I only remember my uncle, who saw some heavy fighting in the Korean War, talking about what he saw once. A couple of the stories he shared were so vivid I still can't get them out of my mind. It's hard telling what he left out. But with all veterans, you never probe, you just let them tell what they want the way they're comfortable telling it.
My father, who served in the Navy during World War II, seldom talked about any of the action he went through. He did like to talk about a typhoon they went through, and how they had to tie lines around each other to avoid being blown off their ship; how their beer was always so hot they could barely drink it; and the wild celebration that took place at sea when the Japanese surrendered to end the war. He told me all the guns were fired off in a tremendous barrage at night, lighting up the Pacific Ocean.
I'm not sure, but that may be why he liked Fourth of July fireworks so well.
DeKalb County historian Sue Breese told me the same thing about her father, who was a sergeant during World War II. The only thing he told his children, she said, was that he made doughnuts during the war.
Last week, I was fortunate to talk to a group of World War II veterans who were willing to share some of their experiences. Some of the stories were more dramatic than others, but all of them were interesting.
Clifford Johnson, for instance, spent his entire time in the service supervising food sanitation in Wisconsin. While it wasn't the most exciting service, it was still a necessary task that he served as a duty to his country. At 98, he was the oldest veteran I talked to.
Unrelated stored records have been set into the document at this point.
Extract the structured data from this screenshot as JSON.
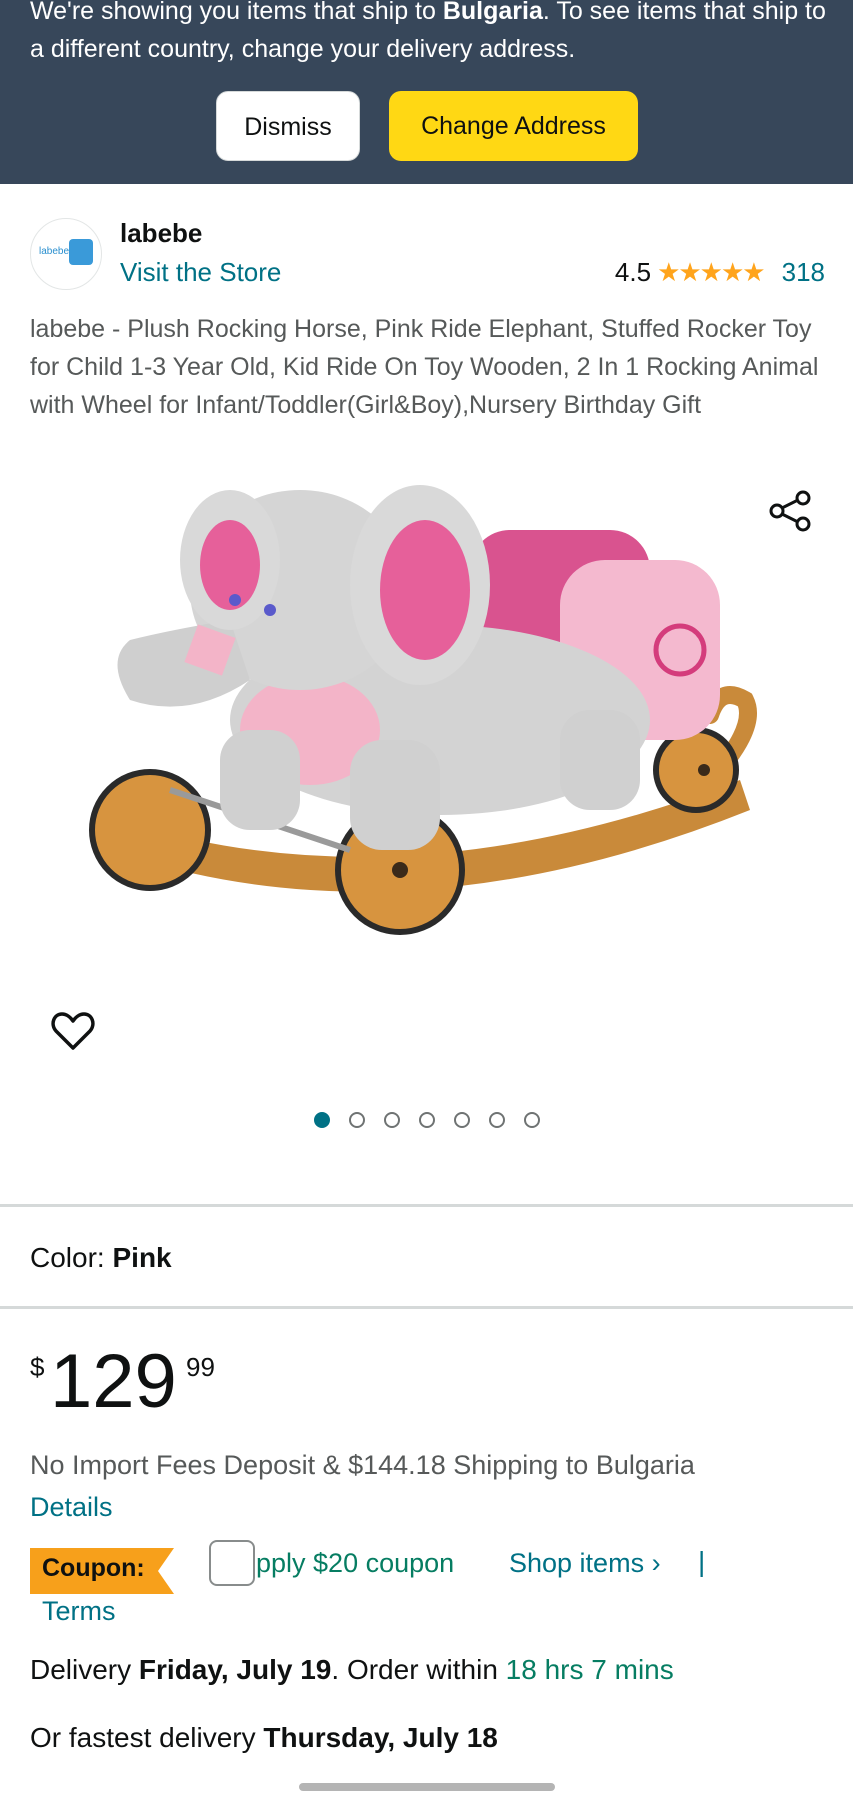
{
  "banner": {
    "text_part1": "We're showing you items that ship to ",
    "country": "Bulgaria",
    "text_part2": ". To see items that ship to a different country, change your delivery address.",
    "dismiss_label": "Dismiss",
    "change_address_label": "Change Address"
  },
  "store": {
    "logo_text": "labebe",
    "brand": "labebe",
    "visit_label": "Visit the Store",
    "rating": "4.5",
    "stars": "★★★★★",
    "rating_count": "318"
  },
  "product": {
    "title": "labebe - Plush Rocking Horse, Pink Ride Elephant, Stuffed Rocker Toy for Child 1-3 Year Old, Kid Ride On Toy Wooden, 2 In 1 Rocking Animal with Wheel for Infant/Toddler(Girl&Boy),Nursery Birthday Gift",
    "image_count": 7,
    "active_image_index": 0
  },
  "color": {
    "label": "Color:",
    "value": "Pink"
  },
  "price": {
    "symbol": "$",
    "whole": "129",
    "fraction": "99"
  },
  "shipping": {
    "import_text": "No Import Fees Deposit & $144.18 Shipping to Bulgaria",
    "details_label": "Details"
  },
  "coupon": {
    "badge_label": "Coupon:",
    "apply_text": "pply $20 coupon",
    "shop_items_label": "Shop items ›",
    "separator": "|",
    "terms_label": "Terms"
  },
  "delivery": {
    "prefix": "Delivery ",
    "date": "Friday, July 19",
    "middle": ". Order within ",
    "countdown": "18 hrs 7 mins",
    "fastest_prefix": "Or fastest delivery ",
    "fastest_date": "Thursday, July 18"
  },
  "colors": {
    "banner_bg": "#37475a",
    "change_address_bg": "#ffd814",
    "link": "#007185",
    "green": "#067d62",
    "star": "#ffa41c",
    "coupon_badge": "#f7a01b"
  }
}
Fayann Horton Stone, 84, wrote down some of her thoughts and experiences as a corporal in the Junior Auxiliary of the Army Air Corps, known as the Civil Air Patrol. Among her many duties was to guard local airports, help new recruits experience flying, teach enemy plane spotting and "any other details that youth could do in the absence of men."
Her father was an air raid warden, often patrolling the darkened streets of their hometown at night to make sure everyone was obeying blackout ordinances. That made sense, since she lived in the state of Washington, the closest state to the Aleutian Islands, which the Japanese held. I've often wondered why it was necessary to have blackouts in this area, so far from either ocean.
Perhaps the most moving experience Stone wrote about was the sudden disappearance of local Japanese families, their houses and businesses boarded up, as they were escorted to internment camps. Since Japanese-Americans had done most of the harvesting on fruit and vegetable farms, local high school children had to be recruited to take their places.
Stone has written two books. Another veteran I talked to, Robert LaConto, is also writing a book, on his experiences flying bomber missions in China.
One veteran, after reluctantly sharing some wartime stories, had a change of heart and asked not to be included in my story. Out of respect, I agreed.
That's another way, maybe even a better way, to honor them.